GOAL OF THE EXERCISE
Looking at the records below, please say how many lines contain the word "color", as a bare number.

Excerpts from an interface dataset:
---+---

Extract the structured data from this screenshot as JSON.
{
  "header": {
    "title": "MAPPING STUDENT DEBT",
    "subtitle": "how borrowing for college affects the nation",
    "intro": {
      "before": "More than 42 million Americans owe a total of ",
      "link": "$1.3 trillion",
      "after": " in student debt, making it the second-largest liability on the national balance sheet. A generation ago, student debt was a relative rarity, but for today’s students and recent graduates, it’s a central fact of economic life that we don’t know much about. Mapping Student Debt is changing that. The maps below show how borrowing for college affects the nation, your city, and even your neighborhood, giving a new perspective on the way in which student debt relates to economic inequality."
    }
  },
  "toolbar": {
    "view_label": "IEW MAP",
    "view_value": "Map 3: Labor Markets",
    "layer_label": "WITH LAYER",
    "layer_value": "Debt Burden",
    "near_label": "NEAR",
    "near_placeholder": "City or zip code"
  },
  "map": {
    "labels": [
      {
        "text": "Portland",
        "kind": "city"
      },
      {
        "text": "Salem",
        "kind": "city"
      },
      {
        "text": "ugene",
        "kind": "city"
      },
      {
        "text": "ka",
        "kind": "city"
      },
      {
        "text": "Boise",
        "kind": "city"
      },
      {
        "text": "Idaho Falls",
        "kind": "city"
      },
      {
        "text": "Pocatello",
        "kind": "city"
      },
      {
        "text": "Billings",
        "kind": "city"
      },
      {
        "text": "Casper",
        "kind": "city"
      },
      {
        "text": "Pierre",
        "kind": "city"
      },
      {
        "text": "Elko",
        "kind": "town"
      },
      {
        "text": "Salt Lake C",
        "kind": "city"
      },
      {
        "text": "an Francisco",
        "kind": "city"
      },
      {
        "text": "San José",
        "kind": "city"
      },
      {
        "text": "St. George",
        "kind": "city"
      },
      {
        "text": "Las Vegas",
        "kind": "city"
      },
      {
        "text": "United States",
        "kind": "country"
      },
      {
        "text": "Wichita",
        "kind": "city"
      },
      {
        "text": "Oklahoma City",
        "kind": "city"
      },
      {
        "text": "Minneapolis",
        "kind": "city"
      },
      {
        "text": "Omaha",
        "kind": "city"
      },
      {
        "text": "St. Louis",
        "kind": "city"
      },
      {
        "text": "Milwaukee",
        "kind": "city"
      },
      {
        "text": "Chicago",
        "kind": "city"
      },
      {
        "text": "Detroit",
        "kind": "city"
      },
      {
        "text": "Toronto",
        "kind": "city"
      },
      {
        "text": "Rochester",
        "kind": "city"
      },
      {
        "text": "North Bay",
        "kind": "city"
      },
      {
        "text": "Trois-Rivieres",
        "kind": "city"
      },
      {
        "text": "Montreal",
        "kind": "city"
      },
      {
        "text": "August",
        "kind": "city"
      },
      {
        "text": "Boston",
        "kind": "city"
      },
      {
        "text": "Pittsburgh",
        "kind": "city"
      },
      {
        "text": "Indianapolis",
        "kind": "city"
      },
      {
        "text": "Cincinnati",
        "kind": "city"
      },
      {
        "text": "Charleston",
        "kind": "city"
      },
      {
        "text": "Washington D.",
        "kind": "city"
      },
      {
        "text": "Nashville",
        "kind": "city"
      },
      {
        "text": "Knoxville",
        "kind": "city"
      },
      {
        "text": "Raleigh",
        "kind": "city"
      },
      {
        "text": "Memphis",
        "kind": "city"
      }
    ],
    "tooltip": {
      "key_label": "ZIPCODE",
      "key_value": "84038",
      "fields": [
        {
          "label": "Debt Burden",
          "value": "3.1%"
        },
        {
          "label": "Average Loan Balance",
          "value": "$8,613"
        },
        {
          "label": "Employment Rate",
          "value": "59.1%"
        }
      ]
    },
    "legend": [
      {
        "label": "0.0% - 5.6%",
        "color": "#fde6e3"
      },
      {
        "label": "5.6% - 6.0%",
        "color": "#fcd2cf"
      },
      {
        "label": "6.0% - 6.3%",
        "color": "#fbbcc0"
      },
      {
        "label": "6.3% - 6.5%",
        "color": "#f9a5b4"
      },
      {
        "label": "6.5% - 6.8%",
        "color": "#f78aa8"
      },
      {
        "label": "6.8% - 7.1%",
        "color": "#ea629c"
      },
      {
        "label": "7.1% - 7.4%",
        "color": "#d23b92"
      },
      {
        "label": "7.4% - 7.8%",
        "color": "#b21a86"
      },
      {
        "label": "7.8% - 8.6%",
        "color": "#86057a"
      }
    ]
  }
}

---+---

SOLUTION TO THE PROBLEM
9